### Data to process
╔══
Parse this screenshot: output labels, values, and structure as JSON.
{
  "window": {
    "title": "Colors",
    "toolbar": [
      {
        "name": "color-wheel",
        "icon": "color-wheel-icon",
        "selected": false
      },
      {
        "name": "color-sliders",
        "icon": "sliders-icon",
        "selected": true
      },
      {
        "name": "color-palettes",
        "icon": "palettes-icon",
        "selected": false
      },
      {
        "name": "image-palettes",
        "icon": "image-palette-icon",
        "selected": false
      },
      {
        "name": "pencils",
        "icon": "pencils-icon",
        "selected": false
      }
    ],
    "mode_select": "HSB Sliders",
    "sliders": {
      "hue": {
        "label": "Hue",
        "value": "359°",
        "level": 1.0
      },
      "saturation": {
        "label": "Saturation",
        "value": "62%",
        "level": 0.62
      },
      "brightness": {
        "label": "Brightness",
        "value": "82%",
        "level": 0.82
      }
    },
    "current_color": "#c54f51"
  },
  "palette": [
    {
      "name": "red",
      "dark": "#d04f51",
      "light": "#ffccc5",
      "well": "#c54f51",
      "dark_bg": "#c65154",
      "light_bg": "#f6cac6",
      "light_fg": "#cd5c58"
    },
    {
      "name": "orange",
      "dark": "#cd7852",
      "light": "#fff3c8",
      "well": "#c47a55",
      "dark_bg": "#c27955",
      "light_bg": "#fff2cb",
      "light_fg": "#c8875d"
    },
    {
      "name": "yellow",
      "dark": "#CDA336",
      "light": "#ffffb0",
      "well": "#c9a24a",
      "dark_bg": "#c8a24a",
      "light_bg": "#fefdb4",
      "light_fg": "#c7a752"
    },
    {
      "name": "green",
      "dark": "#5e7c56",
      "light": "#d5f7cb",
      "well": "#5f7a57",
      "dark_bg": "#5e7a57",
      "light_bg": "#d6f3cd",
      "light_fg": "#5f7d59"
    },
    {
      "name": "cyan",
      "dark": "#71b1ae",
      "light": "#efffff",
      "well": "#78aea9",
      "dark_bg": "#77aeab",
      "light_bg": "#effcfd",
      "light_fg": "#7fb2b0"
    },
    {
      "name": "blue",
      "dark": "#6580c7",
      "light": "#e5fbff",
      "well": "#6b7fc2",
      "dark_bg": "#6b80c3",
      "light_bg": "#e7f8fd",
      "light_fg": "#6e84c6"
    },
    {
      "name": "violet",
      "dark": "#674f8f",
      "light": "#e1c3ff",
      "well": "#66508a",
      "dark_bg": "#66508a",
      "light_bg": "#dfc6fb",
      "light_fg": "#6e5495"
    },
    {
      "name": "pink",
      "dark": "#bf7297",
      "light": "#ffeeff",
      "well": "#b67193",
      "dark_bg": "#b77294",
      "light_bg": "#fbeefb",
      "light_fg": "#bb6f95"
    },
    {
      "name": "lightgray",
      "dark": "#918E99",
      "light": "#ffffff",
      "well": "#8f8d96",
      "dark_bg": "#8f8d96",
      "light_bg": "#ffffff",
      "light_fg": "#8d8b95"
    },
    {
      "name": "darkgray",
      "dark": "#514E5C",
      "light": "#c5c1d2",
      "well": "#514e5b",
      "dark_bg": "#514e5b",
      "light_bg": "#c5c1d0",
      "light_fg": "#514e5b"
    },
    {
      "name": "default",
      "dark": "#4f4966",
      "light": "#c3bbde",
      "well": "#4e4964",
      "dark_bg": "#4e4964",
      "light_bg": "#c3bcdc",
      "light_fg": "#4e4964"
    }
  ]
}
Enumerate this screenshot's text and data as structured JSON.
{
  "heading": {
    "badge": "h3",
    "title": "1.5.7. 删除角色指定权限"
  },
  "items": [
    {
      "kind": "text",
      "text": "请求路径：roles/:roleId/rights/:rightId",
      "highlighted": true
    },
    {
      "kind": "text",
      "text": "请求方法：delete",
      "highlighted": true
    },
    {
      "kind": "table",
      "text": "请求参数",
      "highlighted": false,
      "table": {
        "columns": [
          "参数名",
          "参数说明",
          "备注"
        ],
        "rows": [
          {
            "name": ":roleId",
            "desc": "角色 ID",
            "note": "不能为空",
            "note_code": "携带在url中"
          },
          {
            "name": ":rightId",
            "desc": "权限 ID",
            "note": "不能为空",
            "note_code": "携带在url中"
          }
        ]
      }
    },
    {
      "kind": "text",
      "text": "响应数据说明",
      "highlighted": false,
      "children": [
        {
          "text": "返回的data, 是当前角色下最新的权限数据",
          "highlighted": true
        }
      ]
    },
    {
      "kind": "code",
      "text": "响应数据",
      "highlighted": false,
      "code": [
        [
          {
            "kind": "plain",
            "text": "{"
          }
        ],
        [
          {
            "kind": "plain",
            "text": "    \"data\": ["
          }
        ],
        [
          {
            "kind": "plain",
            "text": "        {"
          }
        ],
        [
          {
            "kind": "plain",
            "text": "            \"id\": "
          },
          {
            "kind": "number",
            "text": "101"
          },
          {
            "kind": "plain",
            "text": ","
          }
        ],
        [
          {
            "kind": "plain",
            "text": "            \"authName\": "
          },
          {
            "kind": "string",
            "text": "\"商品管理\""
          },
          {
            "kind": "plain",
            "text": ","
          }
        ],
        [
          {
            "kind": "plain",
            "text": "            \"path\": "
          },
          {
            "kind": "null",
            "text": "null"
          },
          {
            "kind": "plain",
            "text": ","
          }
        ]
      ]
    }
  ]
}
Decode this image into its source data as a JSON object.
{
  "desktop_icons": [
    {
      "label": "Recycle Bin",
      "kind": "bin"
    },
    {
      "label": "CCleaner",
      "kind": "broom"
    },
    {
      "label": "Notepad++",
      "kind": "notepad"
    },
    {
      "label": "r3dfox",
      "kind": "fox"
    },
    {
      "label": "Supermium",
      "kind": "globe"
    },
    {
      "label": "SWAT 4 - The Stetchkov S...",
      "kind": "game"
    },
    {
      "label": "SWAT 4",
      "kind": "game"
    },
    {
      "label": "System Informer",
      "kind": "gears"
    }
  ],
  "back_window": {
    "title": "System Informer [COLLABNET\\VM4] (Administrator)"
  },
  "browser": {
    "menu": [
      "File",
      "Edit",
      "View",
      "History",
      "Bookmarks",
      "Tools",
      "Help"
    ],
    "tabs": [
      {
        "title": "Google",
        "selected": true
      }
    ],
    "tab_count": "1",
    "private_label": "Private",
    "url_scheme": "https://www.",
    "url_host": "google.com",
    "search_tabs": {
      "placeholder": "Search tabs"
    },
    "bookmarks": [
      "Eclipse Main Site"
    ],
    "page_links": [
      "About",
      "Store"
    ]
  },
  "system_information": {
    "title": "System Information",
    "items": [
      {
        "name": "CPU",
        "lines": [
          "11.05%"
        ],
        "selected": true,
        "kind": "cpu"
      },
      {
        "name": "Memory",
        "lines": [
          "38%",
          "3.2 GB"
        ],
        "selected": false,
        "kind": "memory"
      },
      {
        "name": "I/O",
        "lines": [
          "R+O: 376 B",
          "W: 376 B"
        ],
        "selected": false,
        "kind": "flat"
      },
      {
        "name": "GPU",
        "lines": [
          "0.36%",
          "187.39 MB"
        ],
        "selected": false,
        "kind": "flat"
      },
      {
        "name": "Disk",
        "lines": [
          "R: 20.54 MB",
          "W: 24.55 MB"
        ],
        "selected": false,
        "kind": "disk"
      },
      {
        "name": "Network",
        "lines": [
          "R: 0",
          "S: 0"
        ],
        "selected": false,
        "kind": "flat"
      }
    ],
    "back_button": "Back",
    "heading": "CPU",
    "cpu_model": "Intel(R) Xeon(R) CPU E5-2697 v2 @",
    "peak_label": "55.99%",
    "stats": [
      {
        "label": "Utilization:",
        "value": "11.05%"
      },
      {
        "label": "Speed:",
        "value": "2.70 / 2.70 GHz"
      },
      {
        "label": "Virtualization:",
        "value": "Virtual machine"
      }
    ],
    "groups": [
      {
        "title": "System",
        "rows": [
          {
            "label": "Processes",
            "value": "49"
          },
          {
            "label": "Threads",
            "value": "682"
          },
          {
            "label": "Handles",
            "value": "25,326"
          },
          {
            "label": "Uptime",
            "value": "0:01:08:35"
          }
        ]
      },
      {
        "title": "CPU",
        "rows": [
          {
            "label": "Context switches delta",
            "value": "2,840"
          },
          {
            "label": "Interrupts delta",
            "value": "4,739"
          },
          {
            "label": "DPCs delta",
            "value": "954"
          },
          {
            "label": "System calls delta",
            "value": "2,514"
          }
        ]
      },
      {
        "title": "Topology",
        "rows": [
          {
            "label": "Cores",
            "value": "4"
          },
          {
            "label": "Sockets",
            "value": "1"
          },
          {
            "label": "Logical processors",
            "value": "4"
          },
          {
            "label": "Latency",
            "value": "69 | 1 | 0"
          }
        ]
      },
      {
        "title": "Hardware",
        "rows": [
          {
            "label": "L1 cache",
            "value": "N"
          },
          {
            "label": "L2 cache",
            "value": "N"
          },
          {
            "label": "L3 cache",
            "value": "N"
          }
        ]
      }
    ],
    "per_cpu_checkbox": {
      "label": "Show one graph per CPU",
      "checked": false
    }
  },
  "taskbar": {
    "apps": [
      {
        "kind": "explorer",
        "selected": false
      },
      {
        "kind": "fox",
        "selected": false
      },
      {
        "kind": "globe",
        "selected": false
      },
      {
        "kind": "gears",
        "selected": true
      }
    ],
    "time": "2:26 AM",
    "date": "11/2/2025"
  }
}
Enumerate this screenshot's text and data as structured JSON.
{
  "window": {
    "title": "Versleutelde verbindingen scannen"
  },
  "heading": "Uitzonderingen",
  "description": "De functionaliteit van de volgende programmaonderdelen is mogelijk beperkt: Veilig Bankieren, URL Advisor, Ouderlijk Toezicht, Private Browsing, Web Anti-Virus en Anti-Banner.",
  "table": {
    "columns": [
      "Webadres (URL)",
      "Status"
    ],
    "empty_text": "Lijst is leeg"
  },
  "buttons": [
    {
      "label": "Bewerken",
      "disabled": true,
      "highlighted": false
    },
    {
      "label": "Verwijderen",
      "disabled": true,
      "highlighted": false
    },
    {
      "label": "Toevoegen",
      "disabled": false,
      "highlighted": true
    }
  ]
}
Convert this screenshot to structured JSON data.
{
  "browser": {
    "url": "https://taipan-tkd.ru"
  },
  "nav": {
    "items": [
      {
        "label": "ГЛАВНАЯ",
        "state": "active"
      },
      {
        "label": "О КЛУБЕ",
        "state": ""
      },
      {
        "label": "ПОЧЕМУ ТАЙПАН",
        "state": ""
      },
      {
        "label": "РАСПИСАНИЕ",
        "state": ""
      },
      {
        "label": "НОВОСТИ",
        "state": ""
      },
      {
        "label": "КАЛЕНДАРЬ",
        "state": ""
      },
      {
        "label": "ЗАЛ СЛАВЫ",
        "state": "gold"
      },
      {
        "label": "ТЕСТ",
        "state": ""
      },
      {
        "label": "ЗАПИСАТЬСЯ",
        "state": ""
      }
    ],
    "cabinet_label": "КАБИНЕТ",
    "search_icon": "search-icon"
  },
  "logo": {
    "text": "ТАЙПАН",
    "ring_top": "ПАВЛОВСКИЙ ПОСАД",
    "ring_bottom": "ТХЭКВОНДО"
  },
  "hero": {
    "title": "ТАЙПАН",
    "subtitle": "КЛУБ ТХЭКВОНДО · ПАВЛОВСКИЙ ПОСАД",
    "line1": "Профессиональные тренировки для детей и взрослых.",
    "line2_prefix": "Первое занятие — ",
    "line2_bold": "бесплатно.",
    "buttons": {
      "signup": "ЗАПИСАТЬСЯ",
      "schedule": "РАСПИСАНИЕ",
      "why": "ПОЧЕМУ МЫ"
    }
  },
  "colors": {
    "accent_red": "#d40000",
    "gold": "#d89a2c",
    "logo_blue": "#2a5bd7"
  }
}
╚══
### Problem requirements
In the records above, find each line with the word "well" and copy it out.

### Answer to this task
      "well": "#c54f51",
      "well": "#c47a55",
      "well": "#c9a24a",
      "well": "#5f7a57",
      "well": "#78aea9",
      "well": "#6b7fc2",
      "well": "#66508a",
      "well": "#b67193",
      "well": "#8f8d96",
      "well": "#514e5b",
      "well": "#4e4964",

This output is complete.